In total, the exhibition features 35 projects designed to respond to locales in the United States, United Kingdom, Vietnam and nine other nations, selected from an open call put out last year.
A selection of these have been presented at the boardwalk at the Naval Cemetery Landscape in Brooklyn, a park and native plant landscape.
These outdoor projects range from bird feeders and seed libraries to benches and community fridges, all made from simple materials meant to show "how can design serve more as like a point of empathy" according to curator Jean Lee.
The indoor portion of the exhibition features photography and documentation of the remaining projects, with a map showing the various international locations where they are located.
All of the schematics for the designs have also been made available online so that they can be repeated and modified for different contexts.
Curator Jean Lee, who is the co-founder of Brooklyn design studio Ladies and Gentlemen, said that the designs were meant to be a celebration of "ad hoc" design practices, public space and "empathy".
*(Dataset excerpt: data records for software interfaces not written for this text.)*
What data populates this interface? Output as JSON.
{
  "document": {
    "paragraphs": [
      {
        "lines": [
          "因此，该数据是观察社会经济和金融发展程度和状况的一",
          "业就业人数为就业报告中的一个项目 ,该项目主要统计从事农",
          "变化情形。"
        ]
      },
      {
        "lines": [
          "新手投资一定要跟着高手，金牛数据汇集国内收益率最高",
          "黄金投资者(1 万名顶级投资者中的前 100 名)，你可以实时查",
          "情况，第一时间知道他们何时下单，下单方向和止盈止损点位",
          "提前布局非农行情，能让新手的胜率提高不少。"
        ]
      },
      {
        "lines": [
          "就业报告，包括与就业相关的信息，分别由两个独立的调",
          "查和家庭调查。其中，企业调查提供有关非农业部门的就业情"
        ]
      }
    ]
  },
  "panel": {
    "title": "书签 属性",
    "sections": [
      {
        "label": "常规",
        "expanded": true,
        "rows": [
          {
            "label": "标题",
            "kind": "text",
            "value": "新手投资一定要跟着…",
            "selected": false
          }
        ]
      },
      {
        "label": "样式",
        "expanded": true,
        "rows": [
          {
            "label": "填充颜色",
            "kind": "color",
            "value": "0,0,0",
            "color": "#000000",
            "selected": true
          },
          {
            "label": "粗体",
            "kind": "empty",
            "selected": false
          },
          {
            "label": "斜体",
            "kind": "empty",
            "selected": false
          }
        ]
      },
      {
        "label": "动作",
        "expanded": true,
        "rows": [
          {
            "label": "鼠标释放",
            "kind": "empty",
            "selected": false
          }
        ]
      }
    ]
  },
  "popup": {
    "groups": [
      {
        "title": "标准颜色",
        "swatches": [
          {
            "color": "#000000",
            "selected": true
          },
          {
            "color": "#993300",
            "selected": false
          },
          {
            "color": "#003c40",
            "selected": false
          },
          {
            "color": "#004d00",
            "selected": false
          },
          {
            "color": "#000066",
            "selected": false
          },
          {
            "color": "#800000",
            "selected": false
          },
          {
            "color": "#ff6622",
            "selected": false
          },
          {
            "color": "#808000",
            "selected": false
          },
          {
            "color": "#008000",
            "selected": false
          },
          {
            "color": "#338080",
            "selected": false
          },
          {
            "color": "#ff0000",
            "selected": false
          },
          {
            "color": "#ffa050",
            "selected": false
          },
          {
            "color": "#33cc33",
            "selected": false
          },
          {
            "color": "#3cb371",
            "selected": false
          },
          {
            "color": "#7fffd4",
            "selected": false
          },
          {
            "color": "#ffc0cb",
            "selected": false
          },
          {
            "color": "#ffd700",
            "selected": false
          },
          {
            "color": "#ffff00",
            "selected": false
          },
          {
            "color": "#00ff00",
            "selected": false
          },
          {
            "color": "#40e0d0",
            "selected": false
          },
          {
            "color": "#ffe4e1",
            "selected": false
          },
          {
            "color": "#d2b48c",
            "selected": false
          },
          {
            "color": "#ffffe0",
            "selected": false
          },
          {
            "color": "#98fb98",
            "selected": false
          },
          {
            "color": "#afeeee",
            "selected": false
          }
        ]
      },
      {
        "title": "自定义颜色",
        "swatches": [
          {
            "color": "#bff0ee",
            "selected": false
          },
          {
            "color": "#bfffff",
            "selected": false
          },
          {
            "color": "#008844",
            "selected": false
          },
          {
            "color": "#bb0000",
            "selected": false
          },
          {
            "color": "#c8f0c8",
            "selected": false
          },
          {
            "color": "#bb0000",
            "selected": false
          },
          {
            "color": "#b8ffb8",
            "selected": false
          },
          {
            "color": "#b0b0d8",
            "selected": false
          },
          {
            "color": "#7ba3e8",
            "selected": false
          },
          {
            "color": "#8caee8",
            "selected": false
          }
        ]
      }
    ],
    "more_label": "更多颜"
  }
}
"A lot of all these public access projects are simply designing something for somebody else – it could be a stranger," she told Dezeen.
"It's an invitation to interact and engage in a place that perhaps didn't have any design. It's a reimagining of what place to be."
The impetus for the project came both from the Covid-19 pandemic when Lee noticed that people were spending more time interacting with local environments and from a desire to "explore design without commerce".
"We're not criticizing the industry by any means, but simply want to expand the lens to look at how design permeates throughout life," Lee told Dezeen.
"It's where people decide to use something else and repurpose it and then fix it, and over time it becomes a sort of evolution of different people putting their hands on something – and there's no authorship, it's not about owning, or taking credit for anything."
"It's public access, not private excess," added Head Hi founder Alexandra Hodkowski.
Lee also noted that it was important that designers engage with the communities they were designing for, and encouraged them to get permission and to understand the needs of the locale, adding that sometimes "designers can overthink" projects and design without assessing the actual needs or desires of a place.
The point was to facilitate interaction and not to "dictate" it, she said.
A number of notable designers contributed to the outdoor installation, which featured designs built for animals as well as humans.
Mexican designer Jorge Diego Etienne created a small wooden shelter for opossums, while Lee's own studio Ladies and Gentlemen created a public bookshelf and lost-and-found meant to hold a variety of objects.
American artist Allan Wexler created public seating with detachable chairs that line up to form a white picket fence.
Lee is part of Furnishing Utopia, a collective that undersigned the exhibition, and takes inspiration from the simple, community-oriented designs of the Shakers, a religious community known for its craft and communal design.
The organisation has put on a number of other shows celebrating simple, non-commercial design initiatives.
The photography is by John Daniel Powers.
Public Access is on view at the Naval Cemetery Landscape from 18 May to 25 May, while the exhibition at Head Hi is on view from 18 May to 3 June. For more exhibitions, talks and events during New York's design week, visit Dezeen's dedicated NYCxDesign guide.